== Segment start ==
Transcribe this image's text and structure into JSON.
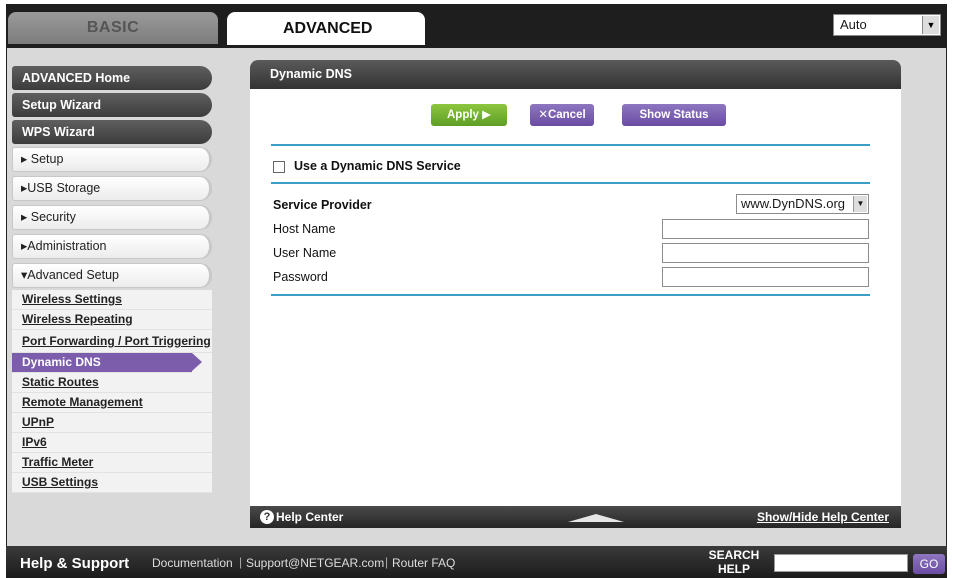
{
  "tabs": {
    "basic": "BASIC",
    "advanced": "ADVANCED"
  },
  "language": {
    "selected": "Auto"
  },
  "sidebar": {
    "top_items": [
      "ADVANCED Home",
      "Setup Wizard",
      "WPS Wizard"
    ],
    "sections": [
      "▸ Setup",
      "▸USB Storage",
      "▸ Security",
      "▸Administration",
      "▾Advanced Setup"
    ],
    "sub_items": [
      "Wireless Settings",
      "Wireless Repeating",
      "Port Forwarding / Port Triggering",
      "Dynamic DNS",
      "Static Routes",
      "Remote Management",
      "UPnP",
      "IPv6",
      "Traffic Meter",
      "USB Settings"
    ]
  },
  "panel": {
    "title": "Dynamic DNS",
    "buttons": {
      "apply": "Apply ▶",
      "cancel": "Cancel",
      "show_status": "Show Status"
    },
    "use_ddns_label": "Use a Dynamic DNS Service",
    "service_provider_label": "Service Provider",
    "service_provider_value": "www.DynDNS.org",
    "host_name_label": "Host Name",
    "host_name_value": "",
    "user_name_label": "User Name",
    "user_name_value": "",
    "password_label": "Password",
    "password_value": "",
    "help_center": "Help Center",
    "show_hide_help": "Show/Hide Help Center"
  },
  "footer": {
    "help_support": "Help & Support",
    "documentation": "Documentation",
    "support_email": "Support@NETGEAR.com",
    "router_faq": "Router FAQ",
    "search_label": "SEARCH HELP",
    "go": "GO"
  },
  "colors": {
    "accent_purple": "#7b5dac",
    "apply_green": "#6aaa2e",
    "rule_blue": "#3a9ec7"
  }
}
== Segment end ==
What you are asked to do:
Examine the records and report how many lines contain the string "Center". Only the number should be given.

The completed task:
2